▸ Problem description: Every line of the material that includes the word "icon" is to be shown.

▸ Data:

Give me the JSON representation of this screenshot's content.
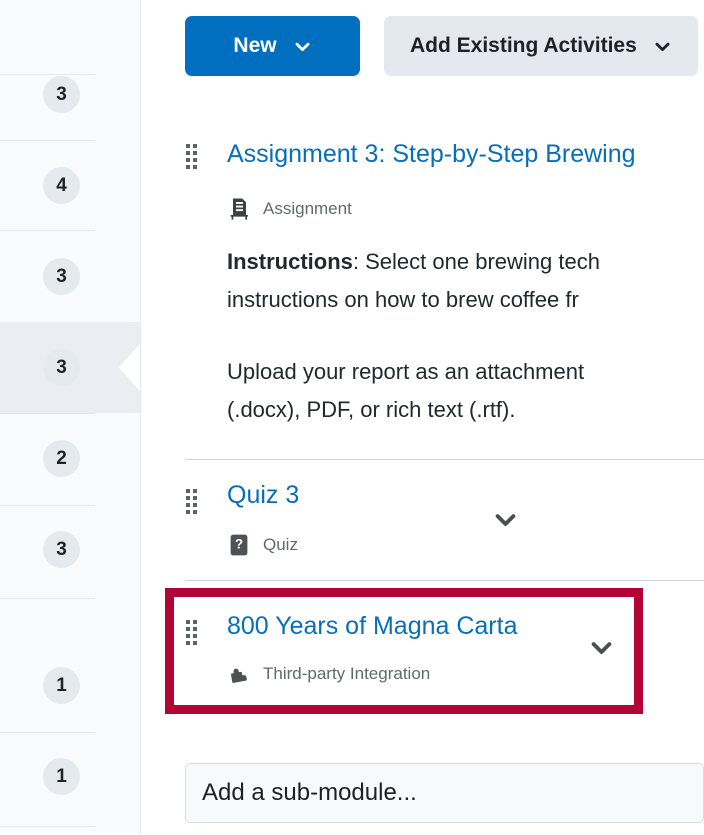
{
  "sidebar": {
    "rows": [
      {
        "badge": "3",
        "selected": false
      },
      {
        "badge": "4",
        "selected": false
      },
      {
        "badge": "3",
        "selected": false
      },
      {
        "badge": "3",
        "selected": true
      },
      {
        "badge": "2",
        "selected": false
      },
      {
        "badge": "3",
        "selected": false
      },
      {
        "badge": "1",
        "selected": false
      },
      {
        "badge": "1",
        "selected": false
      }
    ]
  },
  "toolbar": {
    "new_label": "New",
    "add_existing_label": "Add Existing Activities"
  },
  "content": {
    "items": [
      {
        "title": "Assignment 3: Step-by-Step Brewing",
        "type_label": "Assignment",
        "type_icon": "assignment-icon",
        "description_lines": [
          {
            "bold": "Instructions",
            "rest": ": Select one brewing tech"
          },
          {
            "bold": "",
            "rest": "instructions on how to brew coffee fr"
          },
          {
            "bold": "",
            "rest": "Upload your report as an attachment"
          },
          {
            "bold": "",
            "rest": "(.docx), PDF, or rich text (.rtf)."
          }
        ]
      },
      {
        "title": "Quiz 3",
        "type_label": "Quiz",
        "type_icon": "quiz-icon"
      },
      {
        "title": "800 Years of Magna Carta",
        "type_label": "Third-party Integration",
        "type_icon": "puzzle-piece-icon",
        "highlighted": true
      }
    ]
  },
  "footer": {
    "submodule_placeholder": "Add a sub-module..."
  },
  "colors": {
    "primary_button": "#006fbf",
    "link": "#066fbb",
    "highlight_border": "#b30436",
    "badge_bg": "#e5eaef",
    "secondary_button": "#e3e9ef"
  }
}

▸ Solved exercise:
        "type_icon": "assignment-icon",
        "type_icon": "quiz-icon"
        "type_icon": "puzzle-piece-icon",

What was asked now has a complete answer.